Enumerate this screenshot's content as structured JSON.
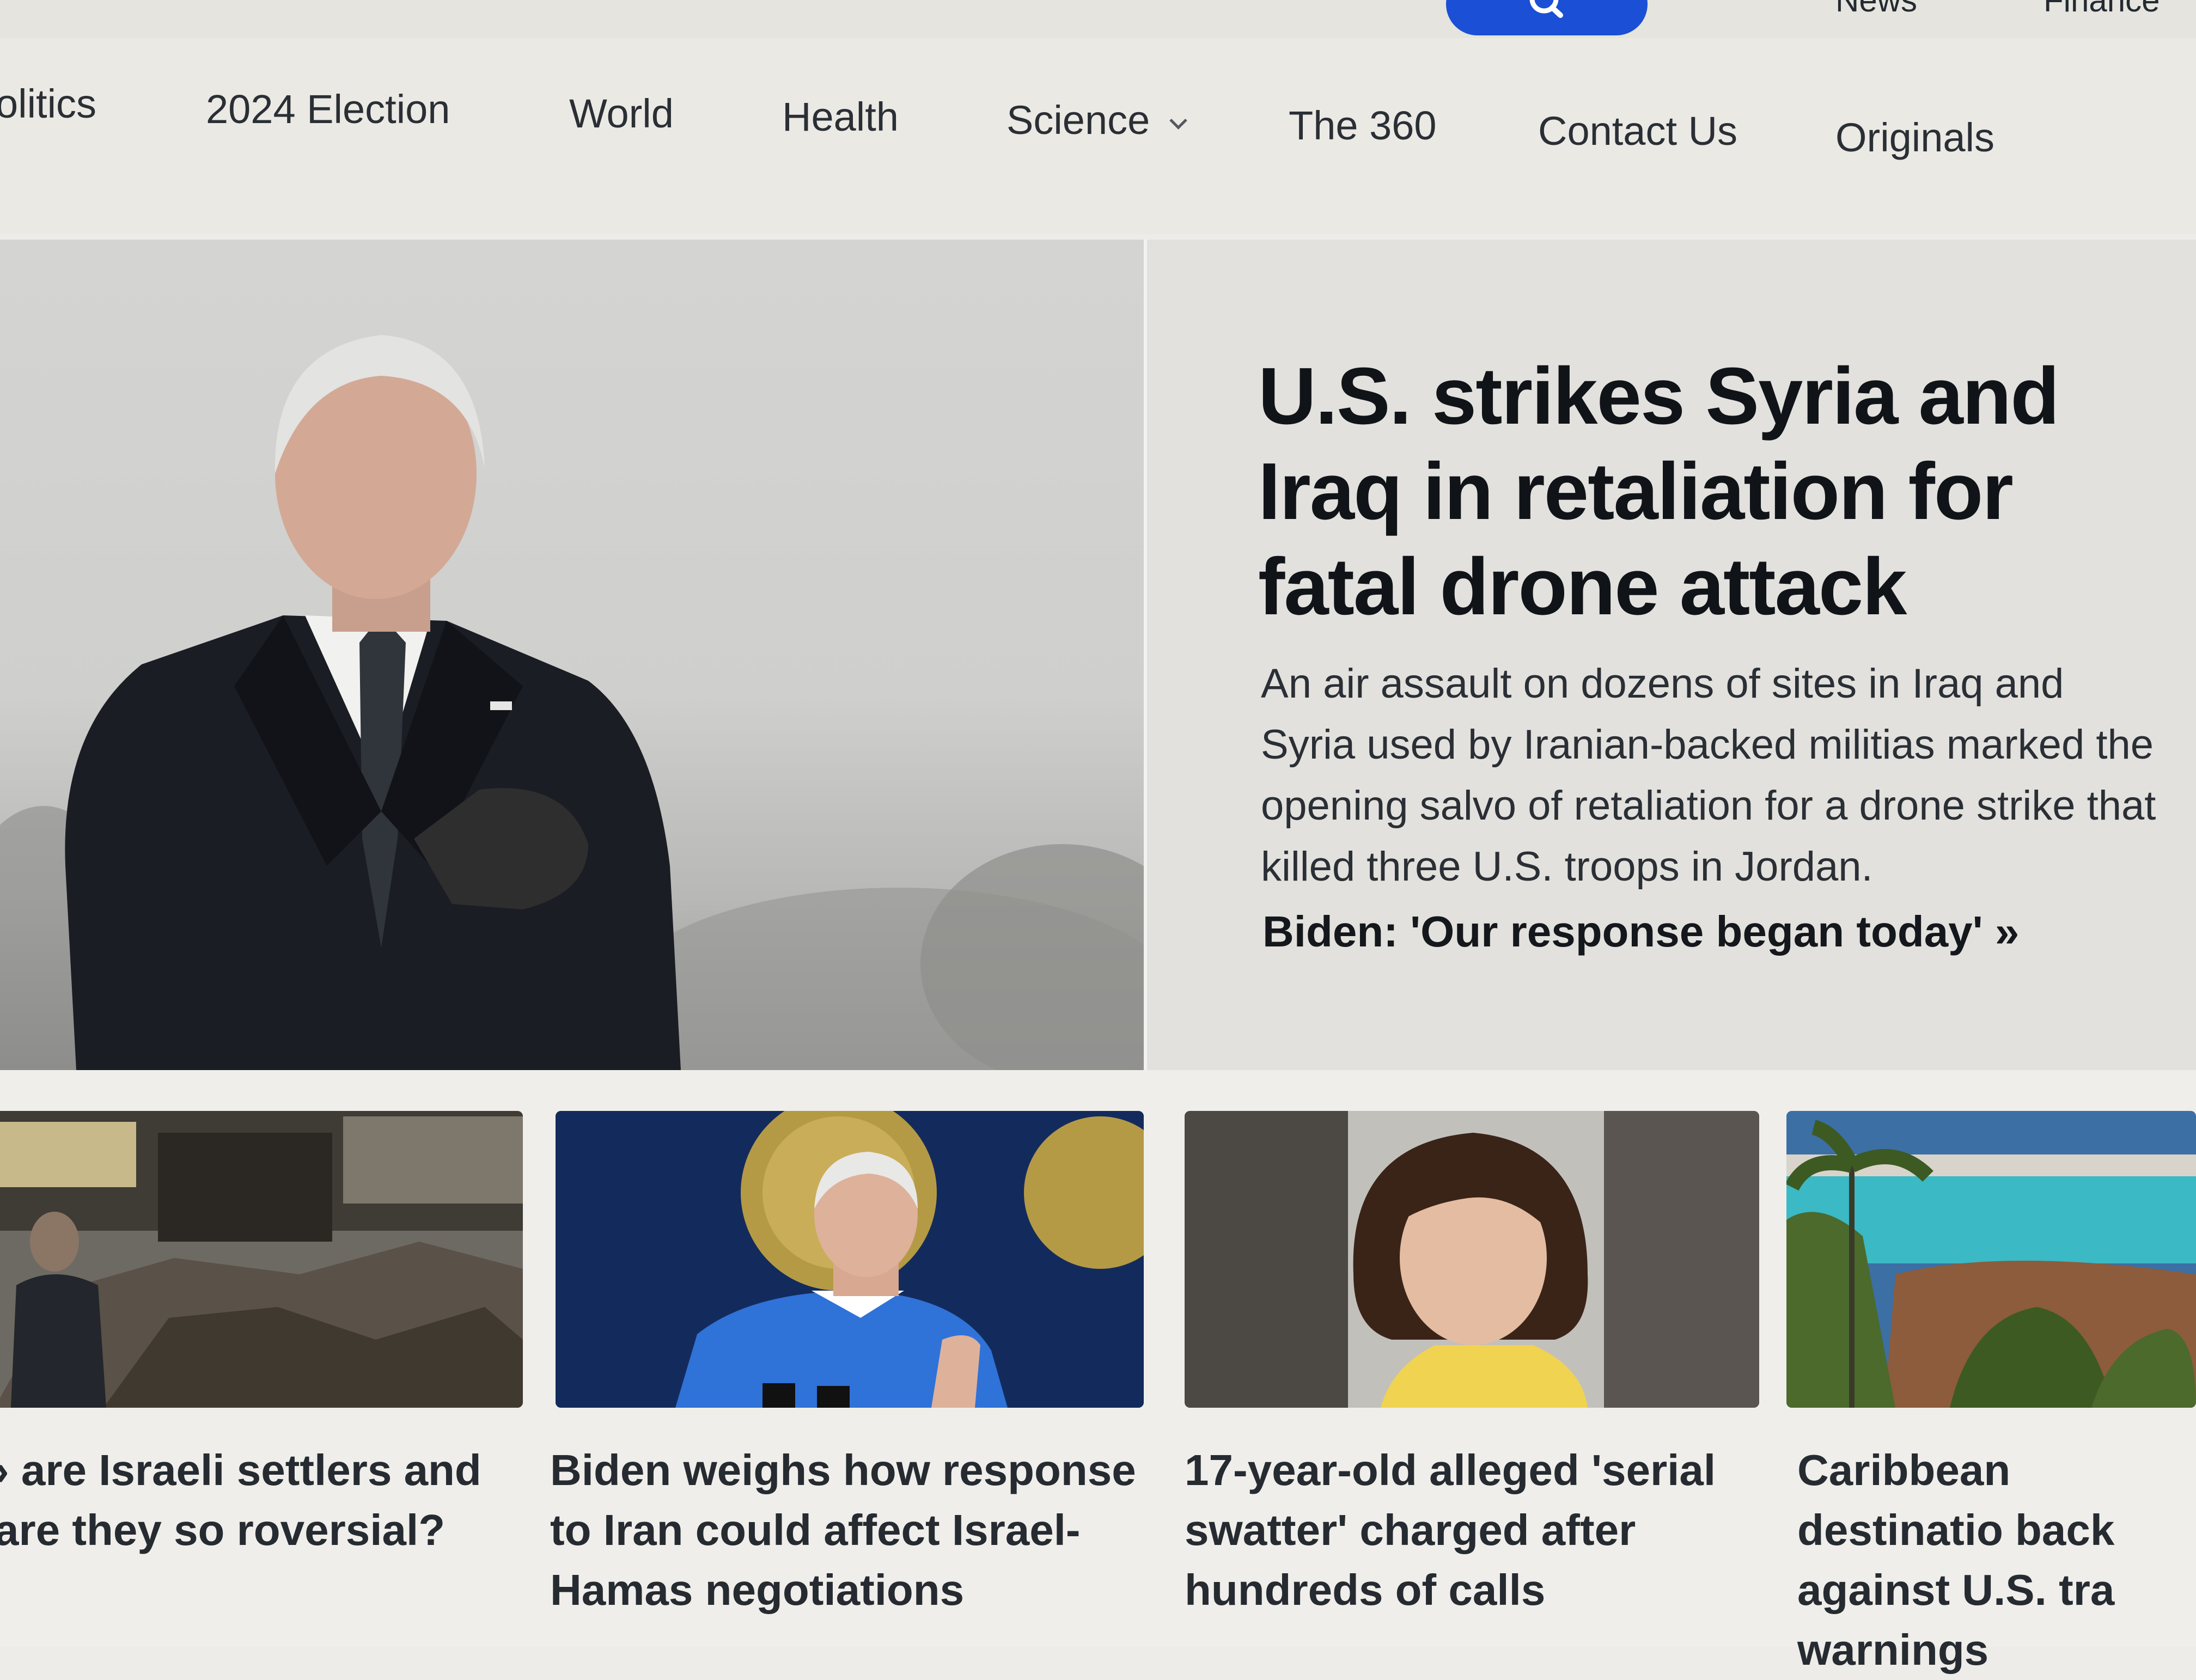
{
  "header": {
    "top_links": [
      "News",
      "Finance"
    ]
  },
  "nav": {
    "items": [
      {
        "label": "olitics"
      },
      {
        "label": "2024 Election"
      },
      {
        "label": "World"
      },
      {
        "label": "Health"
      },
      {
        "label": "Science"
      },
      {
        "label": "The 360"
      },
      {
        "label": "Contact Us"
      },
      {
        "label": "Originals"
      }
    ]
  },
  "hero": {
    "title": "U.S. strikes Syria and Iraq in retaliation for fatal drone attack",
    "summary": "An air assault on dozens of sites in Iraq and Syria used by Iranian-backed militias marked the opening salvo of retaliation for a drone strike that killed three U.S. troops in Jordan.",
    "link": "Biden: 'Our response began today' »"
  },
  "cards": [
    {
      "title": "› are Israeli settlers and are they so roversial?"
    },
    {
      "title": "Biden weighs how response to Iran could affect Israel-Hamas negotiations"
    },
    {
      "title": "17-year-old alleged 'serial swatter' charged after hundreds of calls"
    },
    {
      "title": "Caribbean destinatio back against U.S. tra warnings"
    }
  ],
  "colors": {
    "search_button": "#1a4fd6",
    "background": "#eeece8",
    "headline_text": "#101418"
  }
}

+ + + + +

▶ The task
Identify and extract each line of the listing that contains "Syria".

▶ Solution below
    "title": "U.S. strikes Syria and Iraq in retaliation for fatal drone attack",
    "summary": "An air assault on dozens of sites in Iraq and Syria used by Iranian-backed militias marked the opening salvo of retaliation for a drone strike that killed three U.S. troops in Jordan.",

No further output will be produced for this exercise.